**Task directions**:
Nothing but a number should be returned: the count of lines in the records that contain "Authorization".

**Given information**:
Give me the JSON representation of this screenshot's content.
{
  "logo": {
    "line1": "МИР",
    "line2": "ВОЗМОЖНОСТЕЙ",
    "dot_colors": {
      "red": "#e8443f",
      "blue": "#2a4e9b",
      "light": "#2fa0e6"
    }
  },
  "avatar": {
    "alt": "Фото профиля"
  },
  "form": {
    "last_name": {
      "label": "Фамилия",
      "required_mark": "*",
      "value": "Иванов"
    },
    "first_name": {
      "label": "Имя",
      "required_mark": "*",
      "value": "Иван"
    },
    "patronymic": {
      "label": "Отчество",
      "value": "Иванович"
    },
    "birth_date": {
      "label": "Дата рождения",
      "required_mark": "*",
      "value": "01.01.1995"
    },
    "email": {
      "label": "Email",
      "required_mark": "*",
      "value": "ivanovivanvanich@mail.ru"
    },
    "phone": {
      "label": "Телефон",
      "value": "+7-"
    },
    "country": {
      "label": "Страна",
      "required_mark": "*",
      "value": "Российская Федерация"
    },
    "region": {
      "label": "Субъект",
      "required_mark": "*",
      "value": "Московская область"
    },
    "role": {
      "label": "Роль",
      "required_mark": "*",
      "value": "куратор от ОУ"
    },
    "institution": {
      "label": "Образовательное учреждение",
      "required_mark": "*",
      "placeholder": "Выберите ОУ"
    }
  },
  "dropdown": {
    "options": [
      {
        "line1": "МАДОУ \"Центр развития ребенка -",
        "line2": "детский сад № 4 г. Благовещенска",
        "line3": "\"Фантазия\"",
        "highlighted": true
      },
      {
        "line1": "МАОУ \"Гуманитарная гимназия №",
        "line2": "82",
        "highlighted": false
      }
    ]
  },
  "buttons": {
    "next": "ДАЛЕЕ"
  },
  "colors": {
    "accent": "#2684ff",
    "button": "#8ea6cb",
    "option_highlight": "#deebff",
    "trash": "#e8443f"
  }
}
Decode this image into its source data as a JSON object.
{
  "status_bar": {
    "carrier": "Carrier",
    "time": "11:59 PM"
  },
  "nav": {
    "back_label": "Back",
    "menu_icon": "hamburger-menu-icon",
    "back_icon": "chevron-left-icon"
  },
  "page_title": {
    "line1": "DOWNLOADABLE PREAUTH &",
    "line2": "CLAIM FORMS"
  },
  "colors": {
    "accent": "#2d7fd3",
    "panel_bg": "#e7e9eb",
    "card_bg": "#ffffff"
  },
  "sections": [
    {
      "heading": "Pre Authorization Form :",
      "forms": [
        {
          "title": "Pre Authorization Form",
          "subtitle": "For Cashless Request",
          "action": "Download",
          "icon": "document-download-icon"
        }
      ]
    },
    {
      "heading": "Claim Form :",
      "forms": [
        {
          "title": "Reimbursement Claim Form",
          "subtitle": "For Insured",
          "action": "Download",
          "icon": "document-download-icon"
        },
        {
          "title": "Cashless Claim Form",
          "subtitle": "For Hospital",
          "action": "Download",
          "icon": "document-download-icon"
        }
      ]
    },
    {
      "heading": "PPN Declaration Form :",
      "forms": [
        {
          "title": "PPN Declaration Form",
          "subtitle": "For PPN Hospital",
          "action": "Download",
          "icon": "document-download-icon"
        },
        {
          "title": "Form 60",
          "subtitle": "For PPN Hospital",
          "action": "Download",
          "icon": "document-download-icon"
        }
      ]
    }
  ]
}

**Response**:
2